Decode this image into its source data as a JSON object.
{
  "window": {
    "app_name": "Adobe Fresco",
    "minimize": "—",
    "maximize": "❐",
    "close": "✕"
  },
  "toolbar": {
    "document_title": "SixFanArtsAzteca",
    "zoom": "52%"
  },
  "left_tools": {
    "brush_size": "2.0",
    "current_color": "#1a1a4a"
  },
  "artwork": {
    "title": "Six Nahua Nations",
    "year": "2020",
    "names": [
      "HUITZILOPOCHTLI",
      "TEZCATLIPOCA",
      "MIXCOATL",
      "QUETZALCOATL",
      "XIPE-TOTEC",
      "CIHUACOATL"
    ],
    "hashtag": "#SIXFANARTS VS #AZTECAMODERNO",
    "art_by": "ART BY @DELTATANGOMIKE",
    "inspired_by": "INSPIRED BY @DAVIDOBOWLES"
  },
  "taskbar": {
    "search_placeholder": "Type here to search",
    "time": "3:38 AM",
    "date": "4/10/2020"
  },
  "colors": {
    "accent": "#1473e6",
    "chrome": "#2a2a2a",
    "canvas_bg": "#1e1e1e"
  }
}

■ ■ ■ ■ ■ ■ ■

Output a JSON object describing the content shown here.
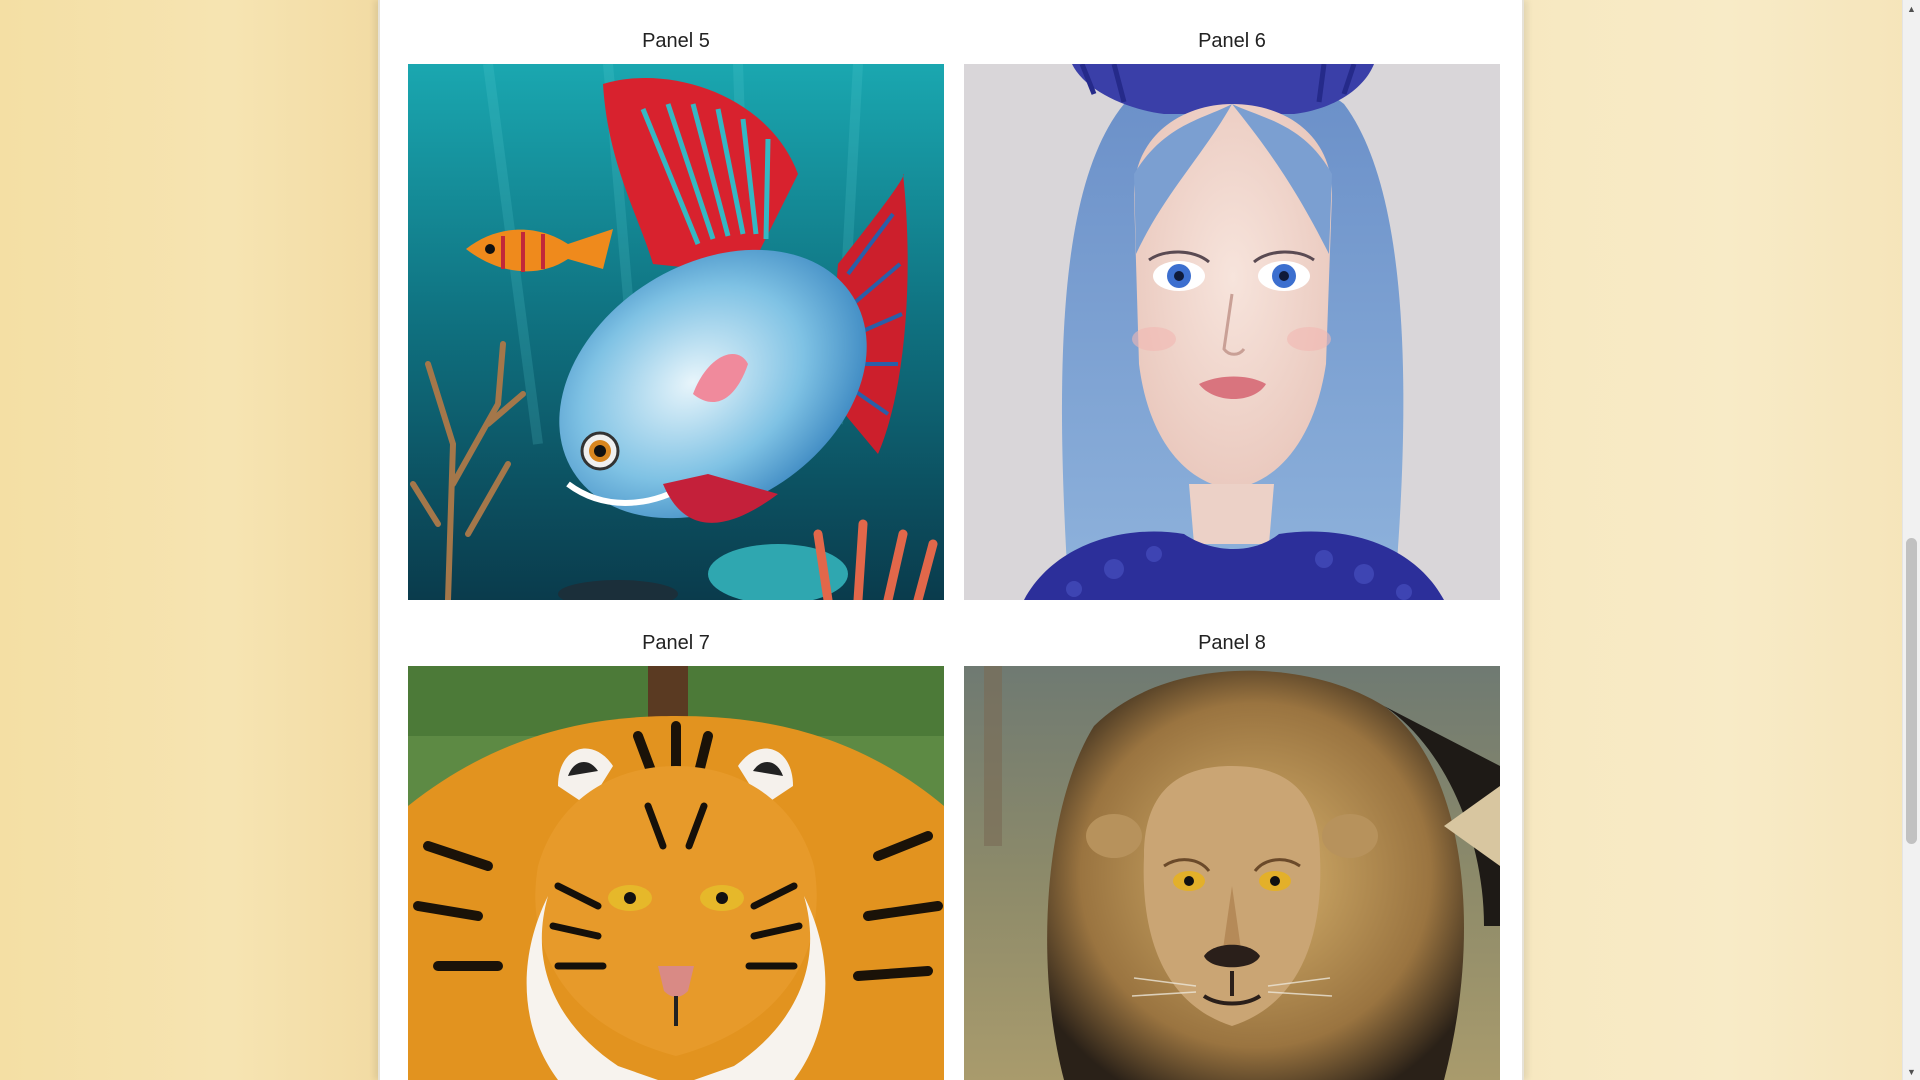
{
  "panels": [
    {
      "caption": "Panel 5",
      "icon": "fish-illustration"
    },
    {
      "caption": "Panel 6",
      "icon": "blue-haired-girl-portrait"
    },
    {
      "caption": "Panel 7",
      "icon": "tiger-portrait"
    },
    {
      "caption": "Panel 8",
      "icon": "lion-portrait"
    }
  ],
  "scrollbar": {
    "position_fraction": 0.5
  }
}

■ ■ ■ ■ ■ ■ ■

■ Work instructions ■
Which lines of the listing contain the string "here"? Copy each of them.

■ Solution to this problem ■
    "search_placeholder": "Type here to search",
Output a JSON object describing the content shown here.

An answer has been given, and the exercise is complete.